Salentinig Group has recently published in ACS Nano, entitled "Colloidal Transformations in MS2 Virus Particles: Driven by pH, Influenced by Natural Organic Matter".

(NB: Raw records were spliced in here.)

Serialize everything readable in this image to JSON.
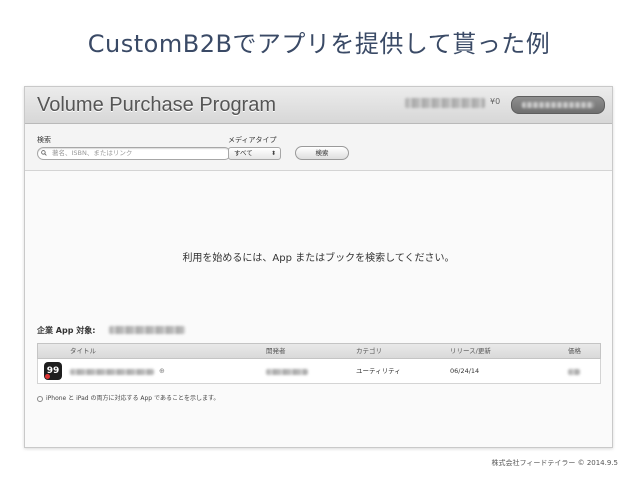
{
  "slide": {
    "title": "CustomB2Bでアプリを提供して貰った例",
    "footer": "株式会社フィードテイラー © 2014.9.5"
  },
  "vpp": {
    "header": {
      "title": "Volume Purchase Program",
      "currency": "¥0"
    },
    "search": {
      "search_label": "検索",
      "search_placeholder": "著名、ISBN、またはリンク",
      "media_label": "メディアタイプ",
      "media_selected": "すべて",
      "search_button": "検索"
    },
    "empty_message": "利用を始めるには、App またはブックを検索してください。",
    "enterprise_label": "企業 App 対象:",
    "table": {
      "columns": [
        "タイトル",
        "開発者",
        "カテゴリ",
        "リリース/更新",
        "価格"
      ],
      "rows": [
        {
          "icon_text": "99",
          "category": "ユーティリティ",
          "release": "06/24/14"
        }
      ]
    },
    "footnote": "iPhone と iPad の両方に対応する App であることを示します。"
  },
  "colors": {
    "title": "#3a4a66",
    "header_bg": "#d7d7d7",
    "content_bg": "#fafafa"
  }
}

Enteric viruses, such as enterovirus, norovirus, and rotavirus, are among the leading causes of disease outbreaks due to contaminated drinking and recreational water. Viruses are difficult to remove from water through filtration based on physical size exclusion—for example by gravity-driven filters—due to their nanoscale size. To understand virus removal in drinking water treatment systems, the colloidal nanostructure of a model virus, the MS2 bacteriophage, has been investigated in relation to the effect of pH and natural organic matter in water. Dynamic light scattering, small-angle X-ray scattering, and cryogenic transmission electron microscopy demonstrated that the water pH has a major influence on the colloidal structure of the virus: The bacteriophage MS2’s structure in water in the range pH = 7.0 to 9.0 was found to be spherical with core–shell-type structure with a total diameter of 27 nm and a core radius of around 8 nm. Reversible transformations from 27 nm particles at pH = 7.0 to micrometer-sized aggregates at pH = 3.0 were observed. In addition, the presence of natural organic matter that simulates the organic components present in surface water was found to enhance repulsion between virus particles, reduce the size of aggregates, and promote disaggregation upon pH increase. These findings allow a better understanding of virus interactions in water and have implications for water treatment using filtration processes and coagulation. The results will further guide the comprehensive design of advanced virus filter materials.